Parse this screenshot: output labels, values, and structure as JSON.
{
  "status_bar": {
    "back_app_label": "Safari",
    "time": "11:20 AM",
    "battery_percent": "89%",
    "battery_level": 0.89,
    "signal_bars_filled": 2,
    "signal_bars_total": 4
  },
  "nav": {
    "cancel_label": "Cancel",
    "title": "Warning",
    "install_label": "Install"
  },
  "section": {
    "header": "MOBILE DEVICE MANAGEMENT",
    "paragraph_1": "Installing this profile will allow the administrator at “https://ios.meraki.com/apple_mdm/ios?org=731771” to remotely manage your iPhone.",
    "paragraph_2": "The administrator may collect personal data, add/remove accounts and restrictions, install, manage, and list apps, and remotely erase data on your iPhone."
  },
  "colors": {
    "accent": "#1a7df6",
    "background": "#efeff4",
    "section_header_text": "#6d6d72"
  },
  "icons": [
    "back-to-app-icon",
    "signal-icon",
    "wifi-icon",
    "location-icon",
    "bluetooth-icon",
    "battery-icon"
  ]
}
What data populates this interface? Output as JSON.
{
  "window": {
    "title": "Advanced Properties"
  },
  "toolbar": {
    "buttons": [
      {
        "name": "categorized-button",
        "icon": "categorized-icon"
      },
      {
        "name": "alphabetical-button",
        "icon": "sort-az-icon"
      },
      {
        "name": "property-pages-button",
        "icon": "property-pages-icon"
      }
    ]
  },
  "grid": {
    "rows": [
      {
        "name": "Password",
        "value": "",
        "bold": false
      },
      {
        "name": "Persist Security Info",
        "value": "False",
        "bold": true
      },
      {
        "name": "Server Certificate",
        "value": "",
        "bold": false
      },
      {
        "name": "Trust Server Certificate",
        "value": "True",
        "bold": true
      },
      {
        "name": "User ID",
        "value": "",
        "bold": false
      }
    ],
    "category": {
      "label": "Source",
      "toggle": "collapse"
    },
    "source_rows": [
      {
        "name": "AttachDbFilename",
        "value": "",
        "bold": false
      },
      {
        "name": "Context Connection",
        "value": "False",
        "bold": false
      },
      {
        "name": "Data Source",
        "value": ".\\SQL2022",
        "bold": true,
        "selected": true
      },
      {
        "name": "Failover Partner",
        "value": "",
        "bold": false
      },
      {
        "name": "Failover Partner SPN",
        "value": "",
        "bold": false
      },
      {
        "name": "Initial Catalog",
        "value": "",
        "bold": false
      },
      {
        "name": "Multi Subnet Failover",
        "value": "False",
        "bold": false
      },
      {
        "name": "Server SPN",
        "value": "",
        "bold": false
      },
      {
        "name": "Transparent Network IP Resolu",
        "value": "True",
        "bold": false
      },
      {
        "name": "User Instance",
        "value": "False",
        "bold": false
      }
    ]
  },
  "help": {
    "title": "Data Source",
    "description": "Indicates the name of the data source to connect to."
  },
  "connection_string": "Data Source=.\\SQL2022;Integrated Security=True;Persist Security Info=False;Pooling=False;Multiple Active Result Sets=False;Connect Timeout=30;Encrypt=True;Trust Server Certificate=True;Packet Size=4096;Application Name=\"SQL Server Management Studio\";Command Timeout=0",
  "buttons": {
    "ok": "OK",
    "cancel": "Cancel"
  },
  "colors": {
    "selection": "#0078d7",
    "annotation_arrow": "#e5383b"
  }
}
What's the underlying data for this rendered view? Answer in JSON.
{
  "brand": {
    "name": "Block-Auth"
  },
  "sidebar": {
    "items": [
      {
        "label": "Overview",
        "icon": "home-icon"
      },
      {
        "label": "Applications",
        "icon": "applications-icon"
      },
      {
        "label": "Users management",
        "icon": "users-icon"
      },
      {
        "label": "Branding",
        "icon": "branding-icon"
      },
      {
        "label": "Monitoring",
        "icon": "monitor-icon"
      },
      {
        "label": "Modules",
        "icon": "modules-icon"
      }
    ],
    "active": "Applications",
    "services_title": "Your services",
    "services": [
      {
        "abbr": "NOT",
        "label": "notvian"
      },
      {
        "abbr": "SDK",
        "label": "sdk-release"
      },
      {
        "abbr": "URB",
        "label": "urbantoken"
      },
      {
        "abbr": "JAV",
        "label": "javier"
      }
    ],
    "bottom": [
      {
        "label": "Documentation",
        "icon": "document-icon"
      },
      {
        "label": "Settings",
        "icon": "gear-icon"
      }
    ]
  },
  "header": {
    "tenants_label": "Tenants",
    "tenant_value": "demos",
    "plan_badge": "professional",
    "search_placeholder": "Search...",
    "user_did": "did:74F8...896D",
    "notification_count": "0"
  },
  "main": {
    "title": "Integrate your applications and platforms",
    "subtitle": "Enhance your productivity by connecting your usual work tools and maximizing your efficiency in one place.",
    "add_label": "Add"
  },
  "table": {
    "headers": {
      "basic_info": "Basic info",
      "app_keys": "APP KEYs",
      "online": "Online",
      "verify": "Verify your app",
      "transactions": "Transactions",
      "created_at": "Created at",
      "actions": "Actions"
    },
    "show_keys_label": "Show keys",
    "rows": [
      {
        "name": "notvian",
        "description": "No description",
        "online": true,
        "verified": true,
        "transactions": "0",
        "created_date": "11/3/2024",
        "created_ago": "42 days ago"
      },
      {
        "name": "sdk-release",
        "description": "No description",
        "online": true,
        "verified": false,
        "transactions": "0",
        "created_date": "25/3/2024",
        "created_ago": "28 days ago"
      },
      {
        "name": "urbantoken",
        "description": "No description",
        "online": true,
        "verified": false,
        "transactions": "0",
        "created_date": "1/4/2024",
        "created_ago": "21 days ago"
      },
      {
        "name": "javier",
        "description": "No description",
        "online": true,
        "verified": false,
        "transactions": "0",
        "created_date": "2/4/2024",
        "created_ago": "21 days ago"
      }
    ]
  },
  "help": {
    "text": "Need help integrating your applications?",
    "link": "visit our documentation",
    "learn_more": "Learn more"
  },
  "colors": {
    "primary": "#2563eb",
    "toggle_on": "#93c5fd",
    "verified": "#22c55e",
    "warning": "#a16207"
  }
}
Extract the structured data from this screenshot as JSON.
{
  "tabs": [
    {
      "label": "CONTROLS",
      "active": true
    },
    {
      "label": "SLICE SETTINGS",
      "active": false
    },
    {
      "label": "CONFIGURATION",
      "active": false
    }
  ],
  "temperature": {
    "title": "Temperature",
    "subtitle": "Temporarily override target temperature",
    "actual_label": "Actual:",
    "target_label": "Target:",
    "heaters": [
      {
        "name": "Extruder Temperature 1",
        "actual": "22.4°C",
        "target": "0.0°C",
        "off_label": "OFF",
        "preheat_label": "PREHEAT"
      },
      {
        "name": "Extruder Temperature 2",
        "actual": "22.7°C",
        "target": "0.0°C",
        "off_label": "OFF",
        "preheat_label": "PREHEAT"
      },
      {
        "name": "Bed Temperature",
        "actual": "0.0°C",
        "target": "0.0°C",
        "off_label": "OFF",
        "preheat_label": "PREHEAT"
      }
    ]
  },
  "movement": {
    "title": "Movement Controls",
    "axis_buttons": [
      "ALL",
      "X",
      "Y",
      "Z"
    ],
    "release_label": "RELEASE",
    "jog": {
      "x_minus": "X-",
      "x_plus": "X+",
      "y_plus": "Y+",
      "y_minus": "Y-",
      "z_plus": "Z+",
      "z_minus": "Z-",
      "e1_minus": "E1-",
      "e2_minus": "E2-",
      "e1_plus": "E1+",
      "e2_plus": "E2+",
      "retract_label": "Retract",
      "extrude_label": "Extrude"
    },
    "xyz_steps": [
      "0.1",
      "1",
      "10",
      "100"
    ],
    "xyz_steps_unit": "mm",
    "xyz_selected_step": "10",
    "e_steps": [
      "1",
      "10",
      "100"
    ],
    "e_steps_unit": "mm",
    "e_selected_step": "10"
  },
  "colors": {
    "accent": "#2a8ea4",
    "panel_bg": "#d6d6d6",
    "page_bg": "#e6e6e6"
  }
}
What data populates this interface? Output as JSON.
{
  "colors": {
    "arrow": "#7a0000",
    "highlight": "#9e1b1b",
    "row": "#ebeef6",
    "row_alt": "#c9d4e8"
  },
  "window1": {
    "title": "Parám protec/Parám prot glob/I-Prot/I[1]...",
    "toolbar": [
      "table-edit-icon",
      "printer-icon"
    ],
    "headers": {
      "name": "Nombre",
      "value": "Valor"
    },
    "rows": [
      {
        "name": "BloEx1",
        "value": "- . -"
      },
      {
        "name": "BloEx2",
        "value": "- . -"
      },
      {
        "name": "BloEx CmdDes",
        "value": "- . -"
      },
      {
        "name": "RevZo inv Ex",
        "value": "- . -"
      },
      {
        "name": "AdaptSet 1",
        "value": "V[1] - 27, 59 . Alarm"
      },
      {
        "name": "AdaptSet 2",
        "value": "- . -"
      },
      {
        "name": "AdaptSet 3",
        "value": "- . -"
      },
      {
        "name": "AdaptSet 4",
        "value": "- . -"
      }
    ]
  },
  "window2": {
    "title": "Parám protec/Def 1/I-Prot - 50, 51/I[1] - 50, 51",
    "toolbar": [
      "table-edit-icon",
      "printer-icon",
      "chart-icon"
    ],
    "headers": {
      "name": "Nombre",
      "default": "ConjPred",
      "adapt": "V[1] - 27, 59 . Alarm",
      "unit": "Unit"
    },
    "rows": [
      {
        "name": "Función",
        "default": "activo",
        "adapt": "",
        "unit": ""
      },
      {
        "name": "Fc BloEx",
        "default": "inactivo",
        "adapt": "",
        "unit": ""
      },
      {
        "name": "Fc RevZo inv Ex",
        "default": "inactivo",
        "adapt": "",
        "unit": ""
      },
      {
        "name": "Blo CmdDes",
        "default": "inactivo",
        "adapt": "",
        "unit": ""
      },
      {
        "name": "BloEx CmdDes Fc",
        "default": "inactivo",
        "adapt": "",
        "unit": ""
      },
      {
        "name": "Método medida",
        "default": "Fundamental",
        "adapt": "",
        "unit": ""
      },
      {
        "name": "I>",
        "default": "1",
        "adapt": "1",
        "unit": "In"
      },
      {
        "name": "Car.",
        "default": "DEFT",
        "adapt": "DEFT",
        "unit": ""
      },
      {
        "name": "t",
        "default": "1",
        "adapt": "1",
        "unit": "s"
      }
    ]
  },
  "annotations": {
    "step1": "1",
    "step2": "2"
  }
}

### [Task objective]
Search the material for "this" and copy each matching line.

### [Your response]
Parse this screenshot: output labels, values, and structure as JSON.
    "paragraph_1": "Installing this profile will allow the administrator at “https://ios.meraki.com/apple_mdm/ios?org=731771” to remotely manage your iPhone.",
What data populates this interface? Output as JSON.
What's the underlying data for this rendered view? Answer in JSON.
Extract the structured data from this screenshot as JSON.
What data populates this interface? Output as JSON.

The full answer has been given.